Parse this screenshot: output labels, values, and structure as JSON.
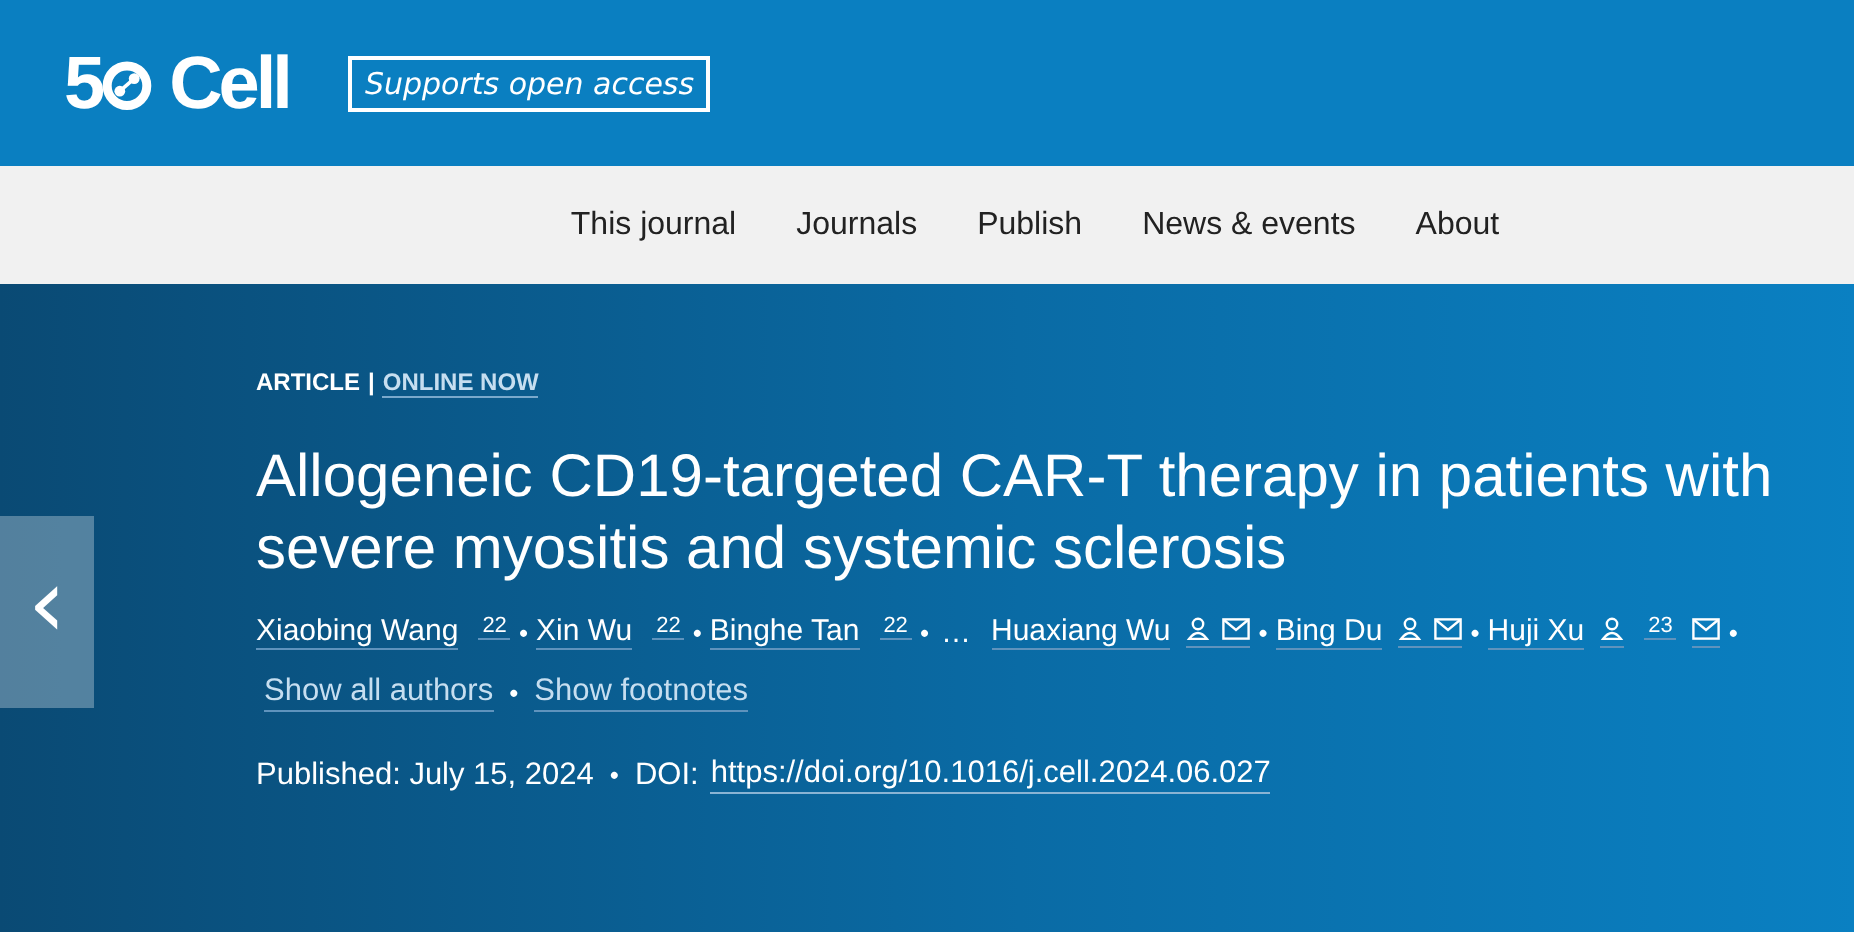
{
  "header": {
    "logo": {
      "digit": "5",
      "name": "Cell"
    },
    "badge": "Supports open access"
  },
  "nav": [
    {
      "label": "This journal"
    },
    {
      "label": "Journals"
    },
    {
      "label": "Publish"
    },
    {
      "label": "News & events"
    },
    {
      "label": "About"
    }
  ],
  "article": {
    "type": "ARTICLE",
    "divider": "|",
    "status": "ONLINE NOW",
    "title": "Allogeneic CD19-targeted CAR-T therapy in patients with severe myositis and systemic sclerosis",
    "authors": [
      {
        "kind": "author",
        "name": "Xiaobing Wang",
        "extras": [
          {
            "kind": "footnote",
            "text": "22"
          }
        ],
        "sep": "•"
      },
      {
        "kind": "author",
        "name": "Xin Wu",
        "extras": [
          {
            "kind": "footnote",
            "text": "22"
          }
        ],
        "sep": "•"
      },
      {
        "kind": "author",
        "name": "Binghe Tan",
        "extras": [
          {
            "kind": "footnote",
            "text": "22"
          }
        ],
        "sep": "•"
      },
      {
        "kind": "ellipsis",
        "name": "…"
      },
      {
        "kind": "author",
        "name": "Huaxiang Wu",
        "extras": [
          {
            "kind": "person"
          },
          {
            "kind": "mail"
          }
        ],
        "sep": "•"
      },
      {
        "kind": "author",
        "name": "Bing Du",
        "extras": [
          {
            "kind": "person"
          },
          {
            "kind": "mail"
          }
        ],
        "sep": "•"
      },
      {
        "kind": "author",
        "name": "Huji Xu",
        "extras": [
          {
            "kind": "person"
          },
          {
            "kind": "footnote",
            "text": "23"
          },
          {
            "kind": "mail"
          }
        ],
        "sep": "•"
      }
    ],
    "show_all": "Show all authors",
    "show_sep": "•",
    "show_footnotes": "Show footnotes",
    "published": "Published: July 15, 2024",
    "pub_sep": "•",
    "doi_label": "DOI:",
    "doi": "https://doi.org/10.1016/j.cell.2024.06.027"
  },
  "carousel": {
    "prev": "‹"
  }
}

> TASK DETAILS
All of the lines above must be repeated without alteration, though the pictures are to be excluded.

> EXPECTED ANSWER
Parse this screenshot: output labels, values, and structure as JSON.
{
  "header": {
    "logo": {
      "digit": "5",
      "name": "Cell"
    },
    "badge": "Supports open access"
  },
  "nav": [
    {
      "label": "This journal"
    },
    {
      "label": "Journals"
    },
    {
      "label": "Publish"
    },
    {
      "label": "News & events"
    },
    {
      "label": "About"
    }
  ],
  "article": {
    "type": "ARTICLE",
    "divider": "|",
    "status": "ONLINE NOW",
    "title": "Allogeneic CD19-targeted CAR-T therapy in patients with severe myositis and systemic sclerosis",
    "authors": [
      {
        "kind": "author",
        "name": "Xiaobing Wang",
        "extras": [
          {
            "kind": "footnote",
            "text": "22"
          }
        ],
        "sep": "•"
      },
      {
        "kind": "author",
        "name": "Xin Wu",
        "extras": [
          {
            "kind": "footnote",
            "text": "22"
          }
        ],
        "sep": "•"
      },
      {
        "kind": "author",
        "name": "Binghe Tan",
        "extras": [
          {
            "kind": "footnote",
            "text": "22"
          }
        ],
        "sep": "•"
      },
      {
        "kind": "ellipsis",
        "name": "…"
      },
      {
        "kind": "author",
        "name": "Huaxiang Wu",
        "extras": [
          {
            "kind": "person"
          },
          {
            "kind": "mail"
          }
        ],
        "sep": "•"
      },
      {
        "kind": "author",
        "name": "Bing Du",
        "extras": [
          {
            "kind": "person"
          },
          {
            "kind": "mail"
          }
        ],
        "sep": "•"
      },
      {
        "kind": "author",
        "name": "Huji Xu",
        "extras": [
          {
            "kind": "person"
          },
          {
            "kind": "footnote",
            "text": "23"
          },
          {
            "kind": "mail"
          }
        ],
        "sep": "•"
      }
    ],
    "show_all": "Show all authors",
    "show_sep": "•",
    "show_footnotes": "Show footnotes",
    "published": "Published: July 15, 2024",
    "pub_sep": "•",
    "doi_label": "DOI:",
    "doi": "https://doi.org/10.1016/j.cell.2024.06.027"
  },
  "carousel": {
    "prev": "‹"
  }
}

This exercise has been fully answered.